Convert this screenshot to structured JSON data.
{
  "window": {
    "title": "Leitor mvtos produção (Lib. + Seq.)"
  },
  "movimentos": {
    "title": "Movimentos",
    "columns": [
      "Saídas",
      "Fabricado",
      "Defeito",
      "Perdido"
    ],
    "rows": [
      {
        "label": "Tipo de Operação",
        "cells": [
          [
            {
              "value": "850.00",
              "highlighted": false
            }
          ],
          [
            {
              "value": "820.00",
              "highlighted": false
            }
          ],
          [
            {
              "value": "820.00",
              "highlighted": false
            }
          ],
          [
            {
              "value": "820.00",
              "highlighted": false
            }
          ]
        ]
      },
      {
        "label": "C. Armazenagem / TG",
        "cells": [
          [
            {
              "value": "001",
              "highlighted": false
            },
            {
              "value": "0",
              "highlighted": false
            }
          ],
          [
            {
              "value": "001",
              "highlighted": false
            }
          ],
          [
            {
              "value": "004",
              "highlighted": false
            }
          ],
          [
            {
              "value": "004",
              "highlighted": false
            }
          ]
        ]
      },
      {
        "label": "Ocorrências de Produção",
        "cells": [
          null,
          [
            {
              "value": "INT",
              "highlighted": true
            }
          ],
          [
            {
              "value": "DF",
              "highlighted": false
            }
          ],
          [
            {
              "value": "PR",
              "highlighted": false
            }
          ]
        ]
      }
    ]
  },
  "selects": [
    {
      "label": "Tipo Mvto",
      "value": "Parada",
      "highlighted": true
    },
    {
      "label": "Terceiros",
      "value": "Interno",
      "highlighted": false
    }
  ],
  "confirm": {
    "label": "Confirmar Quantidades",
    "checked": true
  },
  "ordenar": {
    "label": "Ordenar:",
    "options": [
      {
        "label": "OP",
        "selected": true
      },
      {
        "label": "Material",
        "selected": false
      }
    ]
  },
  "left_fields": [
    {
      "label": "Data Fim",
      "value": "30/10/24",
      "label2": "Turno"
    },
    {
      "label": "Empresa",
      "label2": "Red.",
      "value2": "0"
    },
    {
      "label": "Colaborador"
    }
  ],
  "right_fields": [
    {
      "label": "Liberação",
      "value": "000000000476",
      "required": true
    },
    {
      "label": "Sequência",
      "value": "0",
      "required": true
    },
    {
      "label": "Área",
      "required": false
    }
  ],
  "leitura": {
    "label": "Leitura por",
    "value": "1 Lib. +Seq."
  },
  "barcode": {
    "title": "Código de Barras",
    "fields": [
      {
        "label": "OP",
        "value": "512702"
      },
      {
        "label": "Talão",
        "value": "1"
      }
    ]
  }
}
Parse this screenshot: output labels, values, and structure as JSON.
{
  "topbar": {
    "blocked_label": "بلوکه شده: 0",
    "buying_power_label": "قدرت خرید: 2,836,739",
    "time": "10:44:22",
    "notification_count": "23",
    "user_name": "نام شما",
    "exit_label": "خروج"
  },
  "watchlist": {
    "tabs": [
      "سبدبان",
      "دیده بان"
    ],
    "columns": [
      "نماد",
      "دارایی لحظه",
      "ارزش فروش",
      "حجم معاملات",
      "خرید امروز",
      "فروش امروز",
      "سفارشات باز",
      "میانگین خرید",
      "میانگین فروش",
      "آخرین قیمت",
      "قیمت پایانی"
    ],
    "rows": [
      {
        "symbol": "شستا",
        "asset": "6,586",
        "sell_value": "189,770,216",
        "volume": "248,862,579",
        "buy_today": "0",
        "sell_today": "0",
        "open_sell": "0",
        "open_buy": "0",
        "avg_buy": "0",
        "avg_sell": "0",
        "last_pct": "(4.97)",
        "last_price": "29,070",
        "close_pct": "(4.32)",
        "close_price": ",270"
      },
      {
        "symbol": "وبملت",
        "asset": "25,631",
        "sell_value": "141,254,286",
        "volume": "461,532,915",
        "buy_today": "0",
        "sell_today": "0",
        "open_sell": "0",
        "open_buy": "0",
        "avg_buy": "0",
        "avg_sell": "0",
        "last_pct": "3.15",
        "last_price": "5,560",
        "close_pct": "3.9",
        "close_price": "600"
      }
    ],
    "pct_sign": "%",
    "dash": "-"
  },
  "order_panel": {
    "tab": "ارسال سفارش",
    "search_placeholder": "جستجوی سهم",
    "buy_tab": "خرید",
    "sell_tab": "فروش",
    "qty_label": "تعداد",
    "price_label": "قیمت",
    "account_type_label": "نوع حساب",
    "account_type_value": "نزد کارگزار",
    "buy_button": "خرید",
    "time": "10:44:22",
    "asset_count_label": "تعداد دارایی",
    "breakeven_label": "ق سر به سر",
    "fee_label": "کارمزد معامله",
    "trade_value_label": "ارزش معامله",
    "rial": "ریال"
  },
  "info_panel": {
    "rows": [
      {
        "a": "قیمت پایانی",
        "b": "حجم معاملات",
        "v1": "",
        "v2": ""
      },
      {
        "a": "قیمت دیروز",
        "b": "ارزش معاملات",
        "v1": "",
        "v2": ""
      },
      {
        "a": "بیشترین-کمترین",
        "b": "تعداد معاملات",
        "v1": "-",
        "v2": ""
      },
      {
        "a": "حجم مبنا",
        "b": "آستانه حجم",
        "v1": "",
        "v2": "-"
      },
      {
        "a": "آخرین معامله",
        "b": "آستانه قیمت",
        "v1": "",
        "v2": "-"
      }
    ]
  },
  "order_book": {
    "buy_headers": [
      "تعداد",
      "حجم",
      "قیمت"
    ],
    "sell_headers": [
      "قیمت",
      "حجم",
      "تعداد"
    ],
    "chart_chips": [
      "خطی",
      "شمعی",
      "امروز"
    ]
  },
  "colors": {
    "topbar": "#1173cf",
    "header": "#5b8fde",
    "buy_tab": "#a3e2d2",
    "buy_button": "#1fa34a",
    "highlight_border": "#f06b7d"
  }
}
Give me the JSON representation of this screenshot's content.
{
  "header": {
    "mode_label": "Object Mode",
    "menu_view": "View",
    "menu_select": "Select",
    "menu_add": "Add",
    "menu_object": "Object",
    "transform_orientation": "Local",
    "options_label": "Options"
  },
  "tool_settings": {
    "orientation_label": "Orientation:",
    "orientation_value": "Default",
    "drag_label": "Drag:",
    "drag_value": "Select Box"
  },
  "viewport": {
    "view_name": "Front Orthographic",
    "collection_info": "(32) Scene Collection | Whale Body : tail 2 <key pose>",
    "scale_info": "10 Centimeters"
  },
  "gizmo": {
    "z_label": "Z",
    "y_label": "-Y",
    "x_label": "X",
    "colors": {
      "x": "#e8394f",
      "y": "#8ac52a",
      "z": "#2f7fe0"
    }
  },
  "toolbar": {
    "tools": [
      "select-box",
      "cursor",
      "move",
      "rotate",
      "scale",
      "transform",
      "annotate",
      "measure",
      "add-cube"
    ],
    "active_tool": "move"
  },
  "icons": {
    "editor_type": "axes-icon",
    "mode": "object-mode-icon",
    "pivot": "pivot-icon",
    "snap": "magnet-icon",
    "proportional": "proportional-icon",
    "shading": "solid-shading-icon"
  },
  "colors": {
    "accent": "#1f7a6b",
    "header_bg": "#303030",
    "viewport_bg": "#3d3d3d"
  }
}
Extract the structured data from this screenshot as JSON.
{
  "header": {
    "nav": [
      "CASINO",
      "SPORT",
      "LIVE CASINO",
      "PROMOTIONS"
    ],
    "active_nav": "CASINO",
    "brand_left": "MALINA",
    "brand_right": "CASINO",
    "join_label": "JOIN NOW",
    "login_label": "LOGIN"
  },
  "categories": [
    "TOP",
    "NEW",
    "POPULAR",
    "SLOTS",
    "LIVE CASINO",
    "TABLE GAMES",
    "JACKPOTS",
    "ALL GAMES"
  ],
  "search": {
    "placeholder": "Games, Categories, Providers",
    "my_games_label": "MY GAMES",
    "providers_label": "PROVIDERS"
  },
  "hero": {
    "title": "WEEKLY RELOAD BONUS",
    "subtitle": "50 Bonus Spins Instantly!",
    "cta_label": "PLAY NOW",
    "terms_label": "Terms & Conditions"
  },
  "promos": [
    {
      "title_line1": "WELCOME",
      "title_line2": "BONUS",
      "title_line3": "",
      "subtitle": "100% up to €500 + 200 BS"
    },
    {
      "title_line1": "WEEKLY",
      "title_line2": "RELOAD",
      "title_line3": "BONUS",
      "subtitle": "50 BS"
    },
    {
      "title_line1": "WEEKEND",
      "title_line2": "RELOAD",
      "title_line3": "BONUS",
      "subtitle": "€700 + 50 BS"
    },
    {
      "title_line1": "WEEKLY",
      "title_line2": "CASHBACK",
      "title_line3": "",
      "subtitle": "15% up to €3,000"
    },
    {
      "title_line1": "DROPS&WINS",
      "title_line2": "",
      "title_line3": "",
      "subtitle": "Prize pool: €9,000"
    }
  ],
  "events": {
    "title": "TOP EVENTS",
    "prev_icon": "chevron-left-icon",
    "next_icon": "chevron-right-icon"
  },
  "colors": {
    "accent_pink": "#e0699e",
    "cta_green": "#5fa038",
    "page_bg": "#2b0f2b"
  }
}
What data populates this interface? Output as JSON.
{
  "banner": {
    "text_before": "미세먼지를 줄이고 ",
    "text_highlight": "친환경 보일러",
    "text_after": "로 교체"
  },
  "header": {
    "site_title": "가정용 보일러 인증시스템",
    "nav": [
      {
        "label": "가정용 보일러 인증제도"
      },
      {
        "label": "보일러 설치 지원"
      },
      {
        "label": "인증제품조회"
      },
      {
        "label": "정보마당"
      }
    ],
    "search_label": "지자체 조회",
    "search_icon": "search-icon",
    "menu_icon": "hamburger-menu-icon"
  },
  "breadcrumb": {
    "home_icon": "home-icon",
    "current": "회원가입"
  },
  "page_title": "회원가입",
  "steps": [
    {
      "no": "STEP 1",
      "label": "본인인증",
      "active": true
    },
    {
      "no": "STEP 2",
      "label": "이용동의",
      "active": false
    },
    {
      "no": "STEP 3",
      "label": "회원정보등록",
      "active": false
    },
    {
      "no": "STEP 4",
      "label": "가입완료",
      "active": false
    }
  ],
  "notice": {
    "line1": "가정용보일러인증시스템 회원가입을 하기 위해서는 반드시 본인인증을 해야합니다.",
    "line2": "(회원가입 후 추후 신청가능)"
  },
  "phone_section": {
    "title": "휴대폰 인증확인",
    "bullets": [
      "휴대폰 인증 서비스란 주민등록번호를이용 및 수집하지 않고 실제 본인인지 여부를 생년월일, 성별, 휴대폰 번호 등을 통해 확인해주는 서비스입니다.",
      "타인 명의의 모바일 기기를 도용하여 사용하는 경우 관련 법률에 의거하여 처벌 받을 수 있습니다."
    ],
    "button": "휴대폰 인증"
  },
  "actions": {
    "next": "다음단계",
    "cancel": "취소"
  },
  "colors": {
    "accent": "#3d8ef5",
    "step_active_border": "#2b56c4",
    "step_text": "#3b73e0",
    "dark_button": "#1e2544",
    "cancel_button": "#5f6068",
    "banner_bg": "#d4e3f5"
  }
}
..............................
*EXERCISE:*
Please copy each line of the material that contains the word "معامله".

*EXPECTED ANSWER:*
    "fee_label": "کارمزد معامله",
    "trade_value_label": "ارزش معامله",
        "a": "آخرین معامله",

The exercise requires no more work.